Amy Wagaman and Sheila Jaswal
(L to R) Amy Wagaman, associate professor of statistics and Sheila Jaswal, associate professor of chemistry

Even professors may need help with their math.

Students familiar with Amherst’s mathematics and statistics department know that there are teaching assistants, including the student Statistics and Data Science Fellows, who help out in classes and consult at the Moss Quantitative Center.

This happens on the faculty level as well. Professors who specialize in understanding how statistics work routinely spend time with colleagues in other departments whose research requires wrangling numbers, but who may not be well-versed in analyzing them for patterns.

A stats faculty member might help a colleague with an analysis for a particular paper, says Amy S. Wagaman, associate professor of statistics. Or the help could come later in the process when a peer-reviewed paper has come back for revisions.

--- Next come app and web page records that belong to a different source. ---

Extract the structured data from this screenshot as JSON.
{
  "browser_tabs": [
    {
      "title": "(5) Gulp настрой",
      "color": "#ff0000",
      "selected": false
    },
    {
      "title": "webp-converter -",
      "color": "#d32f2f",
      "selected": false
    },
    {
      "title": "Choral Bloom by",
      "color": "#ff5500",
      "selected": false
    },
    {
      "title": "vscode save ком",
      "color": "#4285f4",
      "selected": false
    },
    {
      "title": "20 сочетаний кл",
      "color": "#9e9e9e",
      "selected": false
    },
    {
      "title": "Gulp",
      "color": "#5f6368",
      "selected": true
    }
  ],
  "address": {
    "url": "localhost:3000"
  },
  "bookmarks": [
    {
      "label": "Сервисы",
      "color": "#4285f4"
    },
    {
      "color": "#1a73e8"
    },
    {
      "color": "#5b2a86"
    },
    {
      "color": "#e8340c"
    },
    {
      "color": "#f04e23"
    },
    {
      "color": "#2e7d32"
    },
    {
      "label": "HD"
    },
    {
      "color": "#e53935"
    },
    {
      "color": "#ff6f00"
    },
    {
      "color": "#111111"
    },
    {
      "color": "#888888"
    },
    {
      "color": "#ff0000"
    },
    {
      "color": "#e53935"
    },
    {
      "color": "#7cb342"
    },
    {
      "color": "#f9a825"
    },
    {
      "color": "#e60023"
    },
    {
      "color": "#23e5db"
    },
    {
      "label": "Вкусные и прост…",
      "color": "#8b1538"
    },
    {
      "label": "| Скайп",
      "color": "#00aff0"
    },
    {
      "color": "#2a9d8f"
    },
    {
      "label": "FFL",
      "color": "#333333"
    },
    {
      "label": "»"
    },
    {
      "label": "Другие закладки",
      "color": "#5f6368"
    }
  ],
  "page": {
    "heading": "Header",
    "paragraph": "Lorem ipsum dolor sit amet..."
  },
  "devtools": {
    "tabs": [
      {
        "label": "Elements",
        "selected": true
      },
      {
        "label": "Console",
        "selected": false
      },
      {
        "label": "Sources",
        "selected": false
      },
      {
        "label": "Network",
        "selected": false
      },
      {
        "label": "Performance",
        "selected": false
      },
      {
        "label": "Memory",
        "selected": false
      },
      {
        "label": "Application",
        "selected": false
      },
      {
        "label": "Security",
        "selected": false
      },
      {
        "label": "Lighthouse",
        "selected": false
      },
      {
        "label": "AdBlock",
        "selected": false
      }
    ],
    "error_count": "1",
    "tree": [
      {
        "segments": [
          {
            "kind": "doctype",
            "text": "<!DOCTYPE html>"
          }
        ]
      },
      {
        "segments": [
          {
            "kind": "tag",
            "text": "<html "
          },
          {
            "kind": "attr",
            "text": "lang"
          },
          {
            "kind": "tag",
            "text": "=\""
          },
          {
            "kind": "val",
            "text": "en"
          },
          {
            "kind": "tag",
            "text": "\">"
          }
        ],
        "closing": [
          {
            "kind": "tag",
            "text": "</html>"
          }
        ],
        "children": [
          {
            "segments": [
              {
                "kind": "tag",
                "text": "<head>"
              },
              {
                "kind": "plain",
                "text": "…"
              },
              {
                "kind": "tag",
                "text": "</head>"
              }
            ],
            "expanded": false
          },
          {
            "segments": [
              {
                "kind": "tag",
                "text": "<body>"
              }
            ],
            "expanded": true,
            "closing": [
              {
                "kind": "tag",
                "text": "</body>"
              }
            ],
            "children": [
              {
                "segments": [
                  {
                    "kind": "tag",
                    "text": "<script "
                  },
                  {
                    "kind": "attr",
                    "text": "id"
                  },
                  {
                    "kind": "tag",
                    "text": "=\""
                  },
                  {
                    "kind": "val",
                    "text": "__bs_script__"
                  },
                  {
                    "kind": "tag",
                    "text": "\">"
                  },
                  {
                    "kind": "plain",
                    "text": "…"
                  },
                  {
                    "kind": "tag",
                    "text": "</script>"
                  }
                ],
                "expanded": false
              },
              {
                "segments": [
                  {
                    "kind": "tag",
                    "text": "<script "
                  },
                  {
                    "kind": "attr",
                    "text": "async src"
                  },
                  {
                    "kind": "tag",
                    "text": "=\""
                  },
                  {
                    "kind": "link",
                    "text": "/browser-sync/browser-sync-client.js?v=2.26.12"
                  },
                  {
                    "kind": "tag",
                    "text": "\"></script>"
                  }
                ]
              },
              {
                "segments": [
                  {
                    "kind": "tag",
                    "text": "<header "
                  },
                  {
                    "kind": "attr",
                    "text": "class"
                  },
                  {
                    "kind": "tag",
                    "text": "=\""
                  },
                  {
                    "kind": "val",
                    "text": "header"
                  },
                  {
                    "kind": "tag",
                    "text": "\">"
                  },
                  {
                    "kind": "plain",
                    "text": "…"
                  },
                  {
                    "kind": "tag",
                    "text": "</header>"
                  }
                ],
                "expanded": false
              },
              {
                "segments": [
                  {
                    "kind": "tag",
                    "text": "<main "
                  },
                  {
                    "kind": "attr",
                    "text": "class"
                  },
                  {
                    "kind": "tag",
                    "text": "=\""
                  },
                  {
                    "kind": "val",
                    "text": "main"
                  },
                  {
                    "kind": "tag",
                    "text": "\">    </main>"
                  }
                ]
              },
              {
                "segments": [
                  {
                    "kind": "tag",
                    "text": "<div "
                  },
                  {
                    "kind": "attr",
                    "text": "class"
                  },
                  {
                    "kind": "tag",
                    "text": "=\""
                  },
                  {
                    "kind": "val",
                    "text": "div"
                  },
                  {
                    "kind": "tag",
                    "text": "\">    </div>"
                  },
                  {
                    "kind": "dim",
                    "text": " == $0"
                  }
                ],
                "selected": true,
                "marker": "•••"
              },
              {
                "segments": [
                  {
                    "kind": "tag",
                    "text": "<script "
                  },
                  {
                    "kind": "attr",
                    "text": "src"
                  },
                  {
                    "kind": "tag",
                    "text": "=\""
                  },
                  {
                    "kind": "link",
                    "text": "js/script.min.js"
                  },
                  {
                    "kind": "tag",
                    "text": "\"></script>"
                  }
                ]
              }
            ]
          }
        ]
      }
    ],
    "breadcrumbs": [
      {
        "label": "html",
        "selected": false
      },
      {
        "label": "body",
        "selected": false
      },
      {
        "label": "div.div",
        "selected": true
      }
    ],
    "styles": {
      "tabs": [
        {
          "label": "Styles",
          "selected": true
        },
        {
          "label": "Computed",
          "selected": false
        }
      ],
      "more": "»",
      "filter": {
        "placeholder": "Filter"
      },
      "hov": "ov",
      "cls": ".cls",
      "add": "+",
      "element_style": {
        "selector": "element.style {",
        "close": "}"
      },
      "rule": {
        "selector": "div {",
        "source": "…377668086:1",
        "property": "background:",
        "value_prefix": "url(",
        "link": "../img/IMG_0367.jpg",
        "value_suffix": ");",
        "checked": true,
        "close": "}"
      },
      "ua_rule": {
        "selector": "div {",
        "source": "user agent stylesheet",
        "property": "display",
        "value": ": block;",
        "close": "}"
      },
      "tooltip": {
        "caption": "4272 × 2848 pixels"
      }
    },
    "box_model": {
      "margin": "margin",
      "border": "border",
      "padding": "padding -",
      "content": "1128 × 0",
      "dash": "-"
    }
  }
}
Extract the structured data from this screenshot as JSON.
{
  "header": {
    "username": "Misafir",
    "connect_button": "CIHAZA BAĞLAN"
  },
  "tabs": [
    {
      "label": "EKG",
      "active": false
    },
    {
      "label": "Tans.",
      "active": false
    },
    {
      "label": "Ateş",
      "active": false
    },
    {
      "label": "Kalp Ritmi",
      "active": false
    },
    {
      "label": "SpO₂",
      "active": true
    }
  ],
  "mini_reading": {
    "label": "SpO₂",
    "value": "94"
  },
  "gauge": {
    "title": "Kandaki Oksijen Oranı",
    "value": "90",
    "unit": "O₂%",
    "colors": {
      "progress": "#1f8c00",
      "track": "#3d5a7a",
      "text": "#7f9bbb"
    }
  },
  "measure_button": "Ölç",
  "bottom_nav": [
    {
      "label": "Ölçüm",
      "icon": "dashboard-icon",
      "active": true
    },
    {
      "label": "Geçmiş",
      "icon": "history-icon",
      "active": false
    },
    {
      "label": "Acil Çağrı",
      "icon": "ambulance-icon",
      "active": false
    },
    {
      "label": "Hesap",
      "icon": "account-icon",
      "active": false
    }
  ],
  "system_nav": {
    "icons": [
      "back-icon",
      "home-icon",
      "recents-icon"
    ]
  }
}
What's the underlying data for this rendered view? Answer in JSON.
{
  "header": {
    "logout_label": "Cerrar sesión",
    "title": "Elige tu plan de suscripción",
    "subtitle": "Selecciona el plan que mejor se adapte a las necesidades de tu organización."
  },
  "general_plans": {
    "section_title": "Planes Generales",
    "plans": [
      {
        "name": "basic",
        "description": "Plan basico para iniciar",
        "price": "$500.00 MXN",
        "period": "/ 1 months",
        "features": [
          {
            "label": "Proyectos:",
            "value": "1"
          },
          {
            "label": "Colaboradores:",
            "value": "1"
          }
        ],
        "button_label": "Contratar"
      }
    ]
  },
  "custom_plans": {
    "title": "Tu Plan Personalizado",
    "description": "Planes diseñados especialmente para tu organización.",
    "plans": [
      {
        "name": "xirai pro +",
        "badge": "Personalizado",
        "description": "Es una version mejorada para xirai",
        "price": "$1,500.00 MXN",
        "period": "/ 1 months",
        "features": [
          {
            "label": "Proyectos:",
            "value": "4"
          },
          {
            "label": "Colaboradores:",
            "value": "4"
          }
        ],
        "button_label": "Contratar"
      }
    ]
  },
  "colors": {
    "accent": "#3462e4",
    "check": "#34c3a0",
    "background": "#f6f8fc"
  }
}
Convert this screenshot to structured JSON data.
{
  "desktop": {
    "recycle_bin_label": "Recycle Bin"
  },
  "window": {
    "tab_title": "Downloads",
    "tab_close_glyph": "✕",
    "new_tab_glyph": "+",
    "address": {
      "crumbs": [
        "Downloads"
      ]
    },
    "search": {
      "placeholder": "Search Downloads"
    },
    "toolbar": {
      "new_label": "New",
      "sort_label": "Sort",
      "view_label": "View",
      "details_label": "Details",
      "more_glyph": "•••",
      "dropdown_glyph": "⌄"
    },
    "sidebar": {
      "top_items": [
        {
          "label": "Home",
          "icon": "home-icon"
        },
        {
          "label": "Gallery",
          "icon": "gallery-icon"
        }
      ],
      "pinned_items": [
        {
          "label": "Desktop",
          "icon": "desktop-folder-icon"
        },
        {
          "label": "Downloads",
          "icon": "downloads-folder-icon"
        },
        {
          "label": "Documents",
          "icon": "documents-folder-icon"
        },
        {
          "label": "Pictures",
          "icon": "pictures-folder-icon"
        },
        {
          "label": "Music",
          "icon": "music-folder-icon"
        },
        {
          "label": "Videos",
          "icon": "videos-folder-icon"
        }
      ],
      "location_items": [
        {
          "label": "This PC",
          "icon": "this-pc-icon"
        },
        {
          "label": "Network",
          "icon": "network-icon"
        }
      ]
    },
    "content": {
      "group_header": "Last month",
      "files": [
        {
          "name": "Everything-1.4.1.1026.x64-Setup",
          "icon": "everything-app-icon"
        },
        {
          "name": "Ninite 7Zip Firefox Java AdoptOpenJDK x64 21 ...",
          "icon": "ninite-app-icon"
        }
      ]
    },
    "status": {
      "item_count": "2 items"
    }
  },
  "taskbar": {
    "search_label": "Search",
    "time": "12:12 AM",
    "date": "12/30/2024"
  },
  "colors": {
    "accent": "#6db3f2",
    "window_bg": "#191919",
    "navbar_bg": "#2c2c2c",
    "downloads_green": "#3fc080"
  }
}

“In the past, I've helped [colleagues in] biology, neuroscience, geology, anthropology, chemistry, computer science. We’ve talked to other folks in math. We’ve had questions from people in political science and psychology,” she says.

Lending her expertise to so many different disciplines doesn’t feel like a stretch to Wagaman, who, as an undergraduate at Kenyon College, majored in not only math but also anthropology.

“I actually found out that I liked statistics because I saw it being used in anthropology,” she says.

Wagaman currently meets weekly with Associate Professor of Chemistry Sheila Jaswal, a collaboration that dates back to 2011, when the two were new to the College.

Amy Wagaman and Sheila Jaswal

For her research in protein folding, Jaswal has to do computational simulations to better analyze her lab’s data. This can involve uncovering trends in the data using statistical methods she doesn’t have experience with, she says.

“It saves time, and we are doing more interesting work than I would be doing on my own because two heads are not just better than one—they’re actually like three,” Jaswal says.

“When I started my collaboration with Sheila,” Wagaman adds, “I had to spend a whole summer learning chemistry. It took the whole summer for me to finally realize that when Sheila said ‘residue’ she meant ‘amino acid.’”

“Amy’s a statistics evangelist or a statistics ninja,” Jaswal says. “It doesn’t matter if it’s protein chemistry or evolutionary biology.”

Carrie Palmquist, assistant professor of psychology, has worked with Nicholas Horton, Beitzel Professor of Technology and Society and professor of statistics, to come up with a better model for presenting her research data on how children evaluate adults as trustworthy. And for her research on how local politics in China molds policy on the national level, Assistant Professor of Political Science Kerry Ratigan has worked with Horton on problematic data for a journal paper.

“I can do Googling, and I can read the research, but it might take me hours or days, and then I might still not feel completely confident in my answer,” Ratigan says. “But if I talk to someone who really knows the field, if Nick can give me a thumbs up or a thumbs-down on that, then I can feel more confident in the next steps.”

It’s satisfying for the statisticians, too. “You get to play in other people's sandboxes, which is really fun,” says Wagaman. “I get to learn a little bit of context about the different fields or the different topics, and that's really enjoyable.”